Top Republicans Paul Ryan and Mitch McConnell have said they will support further investigation of findings that Russian hackers meddled in the November election.
The House speaker and Senate majority leader said any foreign intervention in the polls was unacceptable.
Donald Trump has repeatedly poured scorn on the claims, made by the CIA.
The CIA concluded on December 9 that Russia’s motive was to help Donald Trump.
Mitch McConnell and Paul Ryan said their respective intelligence committees would investigate the allegations.
“Any foreign breach of our cyber-security measures is disturbing and I strongly condemn any such efforts,” Senator Mitch McConnell told reporters, adding that “the Russians are not our friends”.

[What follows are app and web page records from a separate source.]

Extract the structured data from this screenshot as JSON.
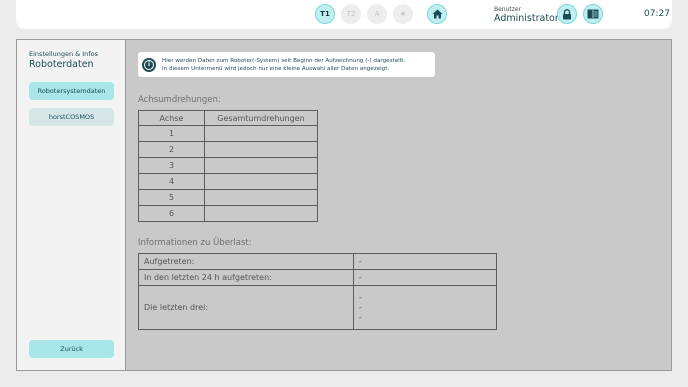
{
  "topbar": {
    "tool_buttons": [
      {
        "label": "T1",
        "active": true
      },
      {
        "label": "T2",
        "active": false
      },
      {
        "label": "A",
        "active": false
      },
      {
        "label": "★",
        "active": false
      }
    ],
    "user_label": "Benutzer",
    "user_name": "Administrator",
    "time": "07:27"
  },
  "sidebar": {
    "small_title": "Einstellungen & Infos",
    "title": "Roboterdaten",
    "items": [
      {
        "label": "Robotersystemdaten",
        "active": true
      },
      {
        "label": "horstCOSMOS",
        "active": false
      }
    ],
    "back_label": "Zurück"
  },
  "info": {
    "line1": "Hier werden Daten zum Roboter(-System) seit Beginn der Aufzeichnung (-) dargestellt.",
    "line2": "In diesem Untermenü wird jedoch nur eine kleine Auswahl aller Daten angezeigt."
  },
  "axes": {
    "title": "Achsumdrehungen:",
    "col_axis": "Achse",
    "col_total": "Gesamtumdrehungen",
    "rows": [
      {
        "axis": "1",
        "total": ""
      },
      {
        "axis": "2",
        "total": ""
      },
      {
        "axis": "3",
        "total": ""
      },
      {
        "axis": "4",
        "total": ""
      },
      {
        "axis": "5",
        "total": ""
      },
      {
        "axis": "6",
        "total": ""
      }
    ]
  },
  "overload": {
    "title": "Informationen zu Überlast:",
    "occurred_label": "Aufgetreten:",
    "occurred_value": "-",
    "last24_label": "In den letzten 24 h aufgetreten:",
    "last24_value": "-",
    "last3_label": "Die letzten drei:",
    "last3_values": [
      "-",
      "-",
      "-"
    ]
  },
  "colors": {
    "accent": "#a8e6e8",
    "text_dark": "#1d4d54",
    "content_bg": "#c9c9c9"
  }
}
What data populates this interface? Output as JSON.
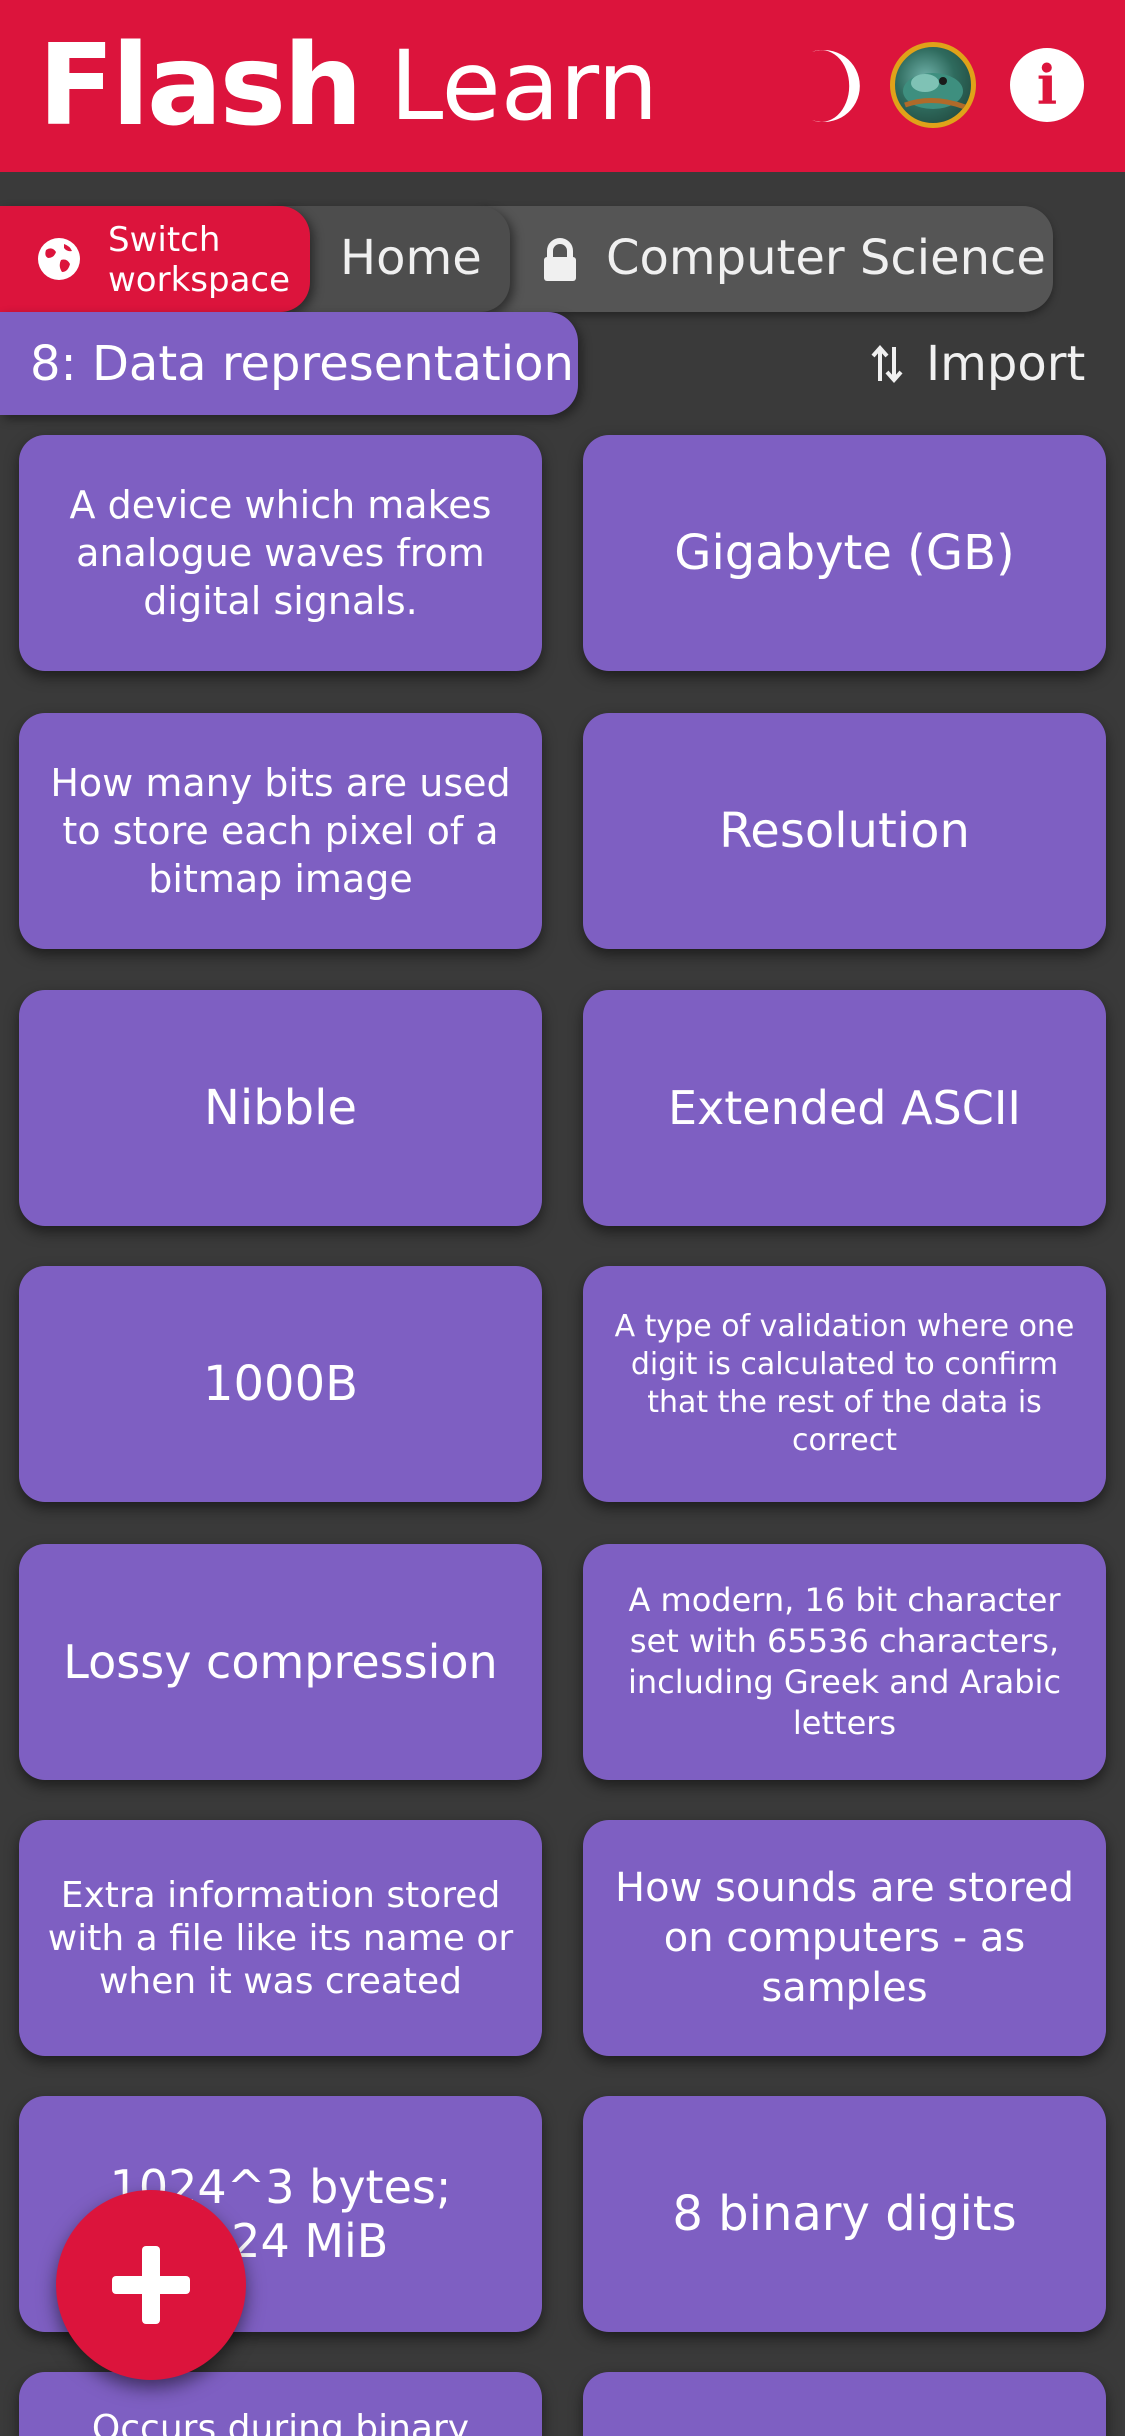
{
  "header": {
    "brand_flash": "Flash",
    "brand_learn": "Learn",
    "icons": [
      "moon-icon",
      "avatar",
      "info-icon"
    ],
    "info_symbol": "i"
  },
  "breadcrumb": {
    "switch_line1": "Switch",
    "switch_line2": "workspace",
    "home": "Home",
    "course": "Computer Science"
  },
  "deck": {
    "title": "8: Data representation",
    "import_label": "Import"
  },
  "cards": [
    "A device which makes analogue waves from digital signals.",
    "Gigabyte (GB)",
    "How many bits are used to store each pixel of a bitmap image",
    "Resolution",
    "Nibble",
    "Extended ASCII",
    "1000B",
    "A type of validation where one digit is calculated to confirm that the rest of the data is correct",
    "Lossy compression",
    "A modern, 16 bit character set with 65536 characters, including Greek and Arabic letters",
    "Extra information stored with a file like its name or when it was created",
    "How sounds are stored on computers - as samples",
    "1024^3 bytes; 1024 MiB",
    "8 binary digits",
    "Occurs during binary",
    ""
  ],
  "colors": {
    "accent": "#dc143c",
    "card": "#7e5fc2",
    "background": "#3a3a3a"
  }
}
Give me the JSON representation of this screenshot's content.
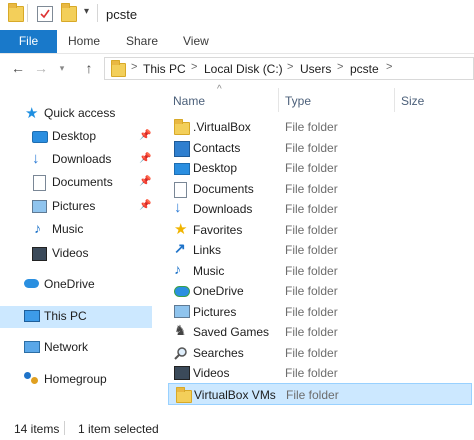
{
  "window": {
    "title": "pcste"
  },
  "ribbon": {
    "tabs": [
      "File",
      "Home",
      "Share",
      "View"
    ]
  },
  "address": {
    "crumbs": [
      "This PC",
      "Local Disk (C:)",
      "Users",
      "pcste"
    ],
    "separator": ">"
  },
  "nav": {
    "items": [
      {
        "label": "Quick access",
        "icon": "star-icon",
        "pinned": false
      },
      {
        "label": "Desktop",
        "icon": "desktop-icon",
        "pinned": true
      },
      {
        "label": "Downloads",
        "icon": "download-arrow-icon",
        "pinned": true
      },
      {
        "label": "Documents",
        "icon": "documents-icon",
        "pinned": true
      },
      {
        "label": "Pictures",
        "icon": "pictures-icon",
        "pinned": true
      },
      {
        "label": "Music",
        "icon": "music-icon",
        "pinned": false
      },
      {
        "label": "Videos",
        "icon": "videos-icon",
        "pinned": false
      },
      {
        "label": "OneDrive",
        "icon": "cloud-icon",
        "pinned": false
      },
      {
        "label": "This PC",
        "icon": "computer-icon",
        "pinned": false,
        "selected": true
      },
      {
        "label": "Network",
        "icon": "network-icon",
        "pinned": false
      },
      {
        "label": "Homegroup",
        "icon": "homegroup-icon",
        "pinned": false
      }
    ]
  },
  "columns": {
    "name": "Name",
    "type": "Type",
    "size": "Size"
  },
  "files": [
    {
      "name": ".VirtualBox",
      "type": "File folder",
      "icon": "folder-icon"
    },
    {
      "name": "Contacts",
      "type": "File folder",
      "icon": "contacts-icon"
    },
    {
      "name": "Desktop",
      "type": "File folder",
      "icon": "desktop-icon"
    },
    {
      "name": "Documents",
      "type": "File folder",
      "icon": "documents-icon"
    },
    {
      "name": "Downloads",
      "type": "File folder",
      "icon": "download-arrow-icon"
    },
    {
      "name": "Favorites",
      "type": "File folder",
      "icon": "favorites-star-icon"
    },
    {
      "name": "Links",
      "type": "File folder",
      "icon": "links-icon"
    },
    {
      "name": "Music",
      "type": "File folder",
      "icon": "music-icon"
    },
    {
      "name": "OneDrive",
      "type": "File folder",
      "icon": "onedrive-icon"
    },
    {
      "name": "Pictures",
      "type": "File folder",
      "icon": "pictures-icon"
    },
    {
      "name": "Saved Games",
      "type": "File folder",
      "icon": "saved-games-icon"
    },
    {
      "name": "Searches",
      "type": "File folder",
      "icon": "search-icon"
    },
    {
      "name": "Videos",
      "type": "File folder",
      "icon": "videos-icon"
    },
    {
      "name": "VirtualBox VMs",
      "type": "File folder",
      "icon": "folder-icon",
      "selected": true
    }
  ],
  "status": {
    "count": "14 items",
    "selection": "1 item selected"
  },
  "colors": {
    "accent": "#1979ca",
    "selection": "#cce8ff",
    "selection_border": "#99d1ff",
    "folder": "#f3cf5a"
  }
}
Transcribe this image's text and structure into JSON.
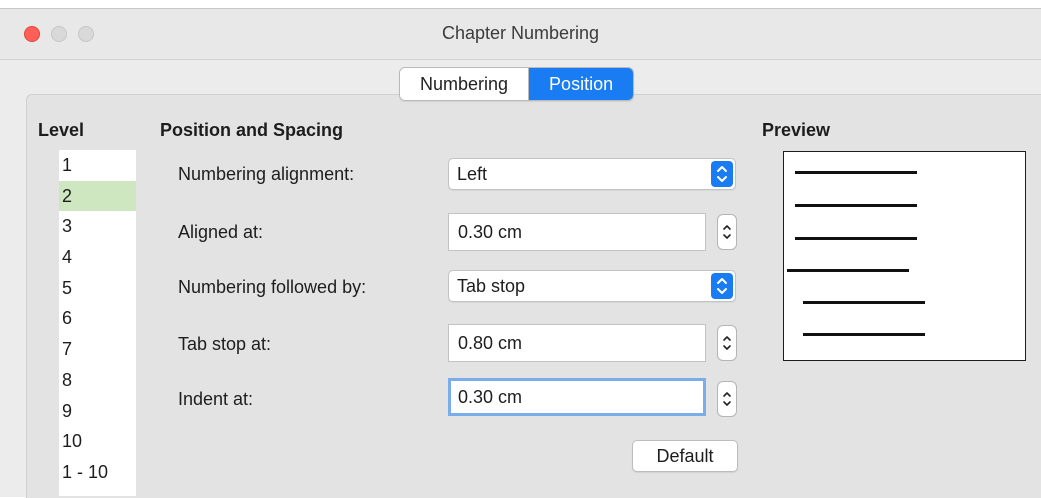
{
  "window": {
    "title": "Chapter Numbering"
  },
  "tabs": [
    {
      "label": "Numbering",
      "active": false
    },
    {
      "label": "Position",
      "active": true
    }
  ],
  "level": {
    "heading": "Level",
    "items": [
      "1",
      "2",
      "3",
      "4",
      "5",
      "6",
      "7",
      "8",
      "9",
      "10",
      "1 - 10"
    ],
    "selected": "2"
  },
  "position": {
    "heading": "Position and Spacing",
    "alignment": {
      "label": "Numbering alignment:",
      "value": "Left"
    },
    "aligned_at": {
      "label": "Aligned at:",
      "value": "0.30 cm"
    },
    "followed_by": {
      "label": "Numbering followed by:",
      "value": "Tab stop"
    },
    "tab_stop_at": {
      "label": "Tab stop at:",
      "value": "0.80 cm"
    },
    "indent_at": {
      "label": "Indent at:",
      "value": "0.30 cm"
    },
    "default_label": "Default"
  },
  "preview": {
    "heading": "Preview"
  },
  "colors": {
    "accent": "#1a7cf3",
    "selection": "#cfe7c0",
    "close": "#ff5f57"
  },
  "icons": {
    "select_arrows": "chevron-up-down-icon",
    "stepper": "stepper-arrows-icon"
  }
}
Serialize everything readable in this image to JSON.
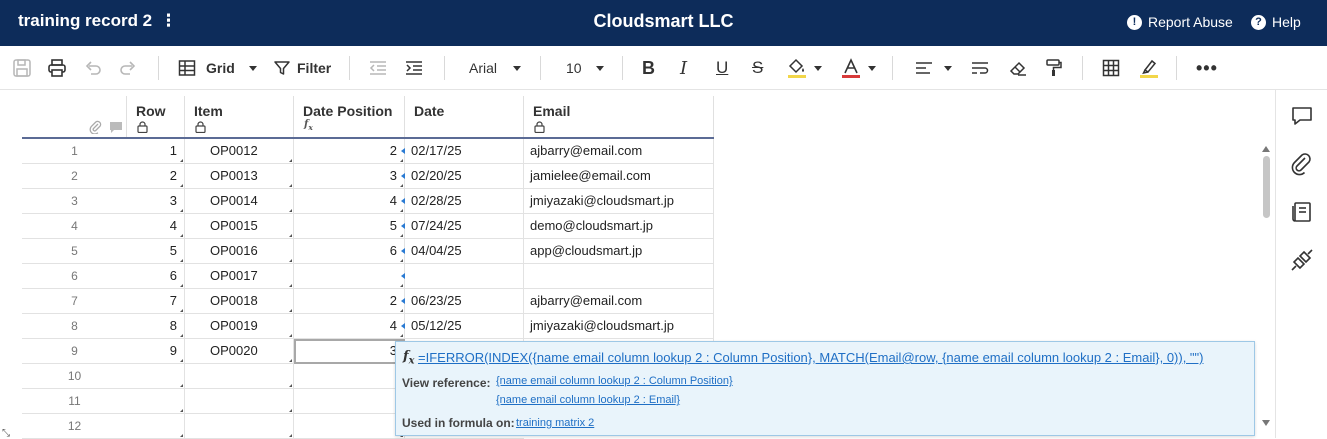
{
  "header": {
    "sheet_title": "training record 2",
    "menu_glyph": "⋮",
    "org_name": "Cloudsmart LLC",
    "report_abuse": "Report Abuse",
    "help": "Help"
  },
  "toolbar": {
    "view_label": "Grid",
    "filter_label": "Filter",
    "font_family": "Arial",
    "font_size": "10"
  },
  "columns": [
    {
      "label": "Row",
      "locked": true
    },
    {
      "label": "Item",
      "locked": true
    },
    {
      "label": "Date Position",
      "sub": "fx"
    },
    {
      "label": "Date"
    },
    {
      "label": "Email",
      "locked": true
    }
  ],
  "rows": [
    {
      "num": "1",
      "row": "1",
      "item": "OP0012",
      "pos": "2",
      "date": "02/17/25",
      "email": "ajbarry@email.com"
    },
    {
      "num": "2",
      "row": "2",
      "item": "OP0013",
      "pos": "3",
      "date": "02/20/25",
      "email": "jamielee@email.com"
    },
    {
      "num": "3",
      "row": "3",
      "item": "OP0014",
      "pos": "4",
      "date": "02/28/25",
      "email": "jmiyazaki@cloudsmart.jp"
    },
    {
      "num": "4",
      "row": "4",
      "item": "OP0015",
      "pos": "5",
      "date": "07/24/25",
      "email": "demo@cloudsmart.jp"
    },
    {
      "num": "5",
      "row": "5",
      "item": "OP0016",
      "pos": "6",
      "date": "04/04/25",
      "email": "app@cloudsmart.jp"
    },
    {
      "num": "6",
      "row": "6",
      "item": "OP0017",
      "pos": "",
      "date": "",
      "email": ""
    },
    {
      "num": "7",
      "row": "7",
      "item": "OP0018",
      "pos": "2",
      "date": "06/23/25",
      "email": "ajbarry@email.com"
    },
    {
      "num": "8",
      "row": "8",
      "item": "OP0019",
      "pos": "4",
      "date": "05/12/25",
      "email": "jmiyazaki@cloudsmart.jp"
    },
    {
      "num": "9",
      "row": "9",
      "item": "OP0020",
      "pos": "3",
      "date": "",
      "email": ""
    },
    {
      "num": "10",
      "row": "",
      "item": "",
      "pos": "",
      "date": "",
      "email": ""
    },
    {
      "num": "11",
      "row": "",
      "item": "",
      "pos": "",
      "date": "",
      "email": ""
    },
    {
      "num": "12",
      "row": "",
      "item": "",
      "pos": "",
      "date": "",
      "email": ""
    }
  ],
  "formula_popup": {
    "fx": "fx",
    "formula": "=IFERROR(INDEX({name email column lookup 2 : Column Position}, MATCH(Email@row, {name email column lookup 2 : Email}, 0)), \"\")",
    "view_reference_label": "View reference:",
    "references": [
      "{name email column lookup 2 : Column Position}",
      "{name email column lookup 2 : Email}"
    ],
    "used_in_label": "Used in formula on:",
    "used_in_link": "training matrix 2"
  },
  "colors": {
    "header_bg": "#0d2c5a",
    "link": "#1f6fc5",
    "popup_bg": "#e9f4fb"
  }
}
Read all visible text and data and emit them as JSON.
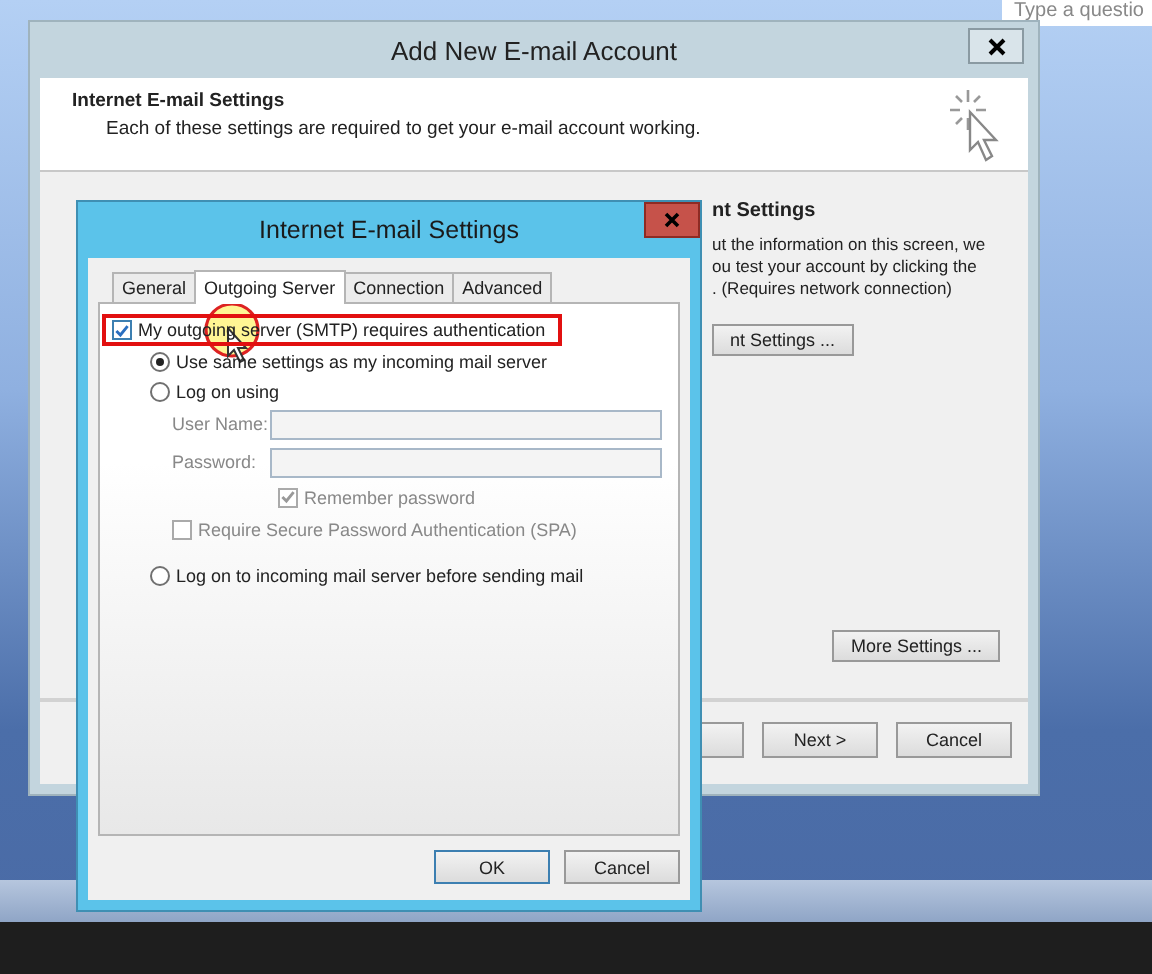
{
  "desktop": {
    "search_hint": "Type a questio"
  },
  "back_window": {
    "title": "Add New E-mail Account",
    "header_title": "Internet E-mail Settings",
    "header_text": "Each of these settings are required to get your e-mail account working.",
    "right_heading": "nt Settings",
    "right_text": [
      "ut the information on this screen, we",
      "ou test your account by clicking the",
      ". (Requires network connection)"
    ],
    "test_button": "nt Settings ...",
    "more_button": "More Settings ...",
    "footer_buttons": [
      "Next >",
      "Cancel"
    ]
  },
  "dialog": {
    "title": "Internet E-mail Settings",
    "tabs": [
      {
        "label": "General",
        "selected": false
      },
      {
        "label": "Outgoing Server",
        "selected": true
      },
      {
        "label": "Connection",
        "selected": false
      },
      {
        "label": "Advanced",
        "selected": false
      }
    ],
    "auth": {
      "label": "My outgoing server (SMTP) requires authentication",
      "checked": true,
      "highlighted": true,
      "children": [
        {
          "kind": "radio",
          "label": "Use same settings as my incoming mail server",
          "selected": true
        },
        {
          "kind": "radio",
          "label": "Log on using",
          "selected": false,
          "children": [
            {
              "kind": "field",
              "label": "User Name:",
              "disabled": true
            },
            {
              "kind": "field",
              "label": "Password:",
              "disabled": true
            },
            {
              "kind": "subcheck",
              "label": "Remember password",
              "checked": true,
              "disabled": true
            },
            {
              "kind": "checkbox",
              "label": "Require Secure Password Authentication (SPA)",
              "checked": false,
              "disabled": true
            }
          ]
        },
        {
          "kind": "radio",
          "label": "Log on to incoming mail server before sending mail",
          "selected": false
        }
      ]
    },
    "buttons": [
      "OK",
      "Cancel"
    ]
  }
}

Paul Ryan echoed these remarks, but warned against exploiting the work of the intelligence community for “partisan purposes”.
The remarks came amid suggestions by Donald Trump that the claims were politically motivated.
On December 11, the president-elect told Fox News the Democrats were disseminating the “ridiculous” hacking reports because they lost the election.
Then on the next day Donald Trump tweeted: “Can you imagine if the election results were the opposite and WE tried to play the Russia/CIA card. It would be called conspiracy theory!
“Unless you catch <<hackers>> in the act, it is very hard to determine who was doing the hacking. Why wasn’t this brought up before election?”
The FBI said two month ago that it believed Russia was behind the Democratic Party hacks, but on December 9 the CIA went further by concluding Russia’s motive was to help Donald Trump.
On December 12, the Hillary Clinton campaign, which lost to Donald Trump in last month’s election, said it was supporting an effort by a handful of members of the electoral college to request an intelligence briefing on the latest hacking allegations.
The Electoral College meets next week to ratify the results of the election.
Last week, President Barack Obama has ordered a complete review of the hacks, which targeted emails at the Democratic Party and John Podesta’s emails.
The contents of the emails, passed to WikiLeaks and posted online, were embarrassing to the Democrats and shook up the presidential campaign.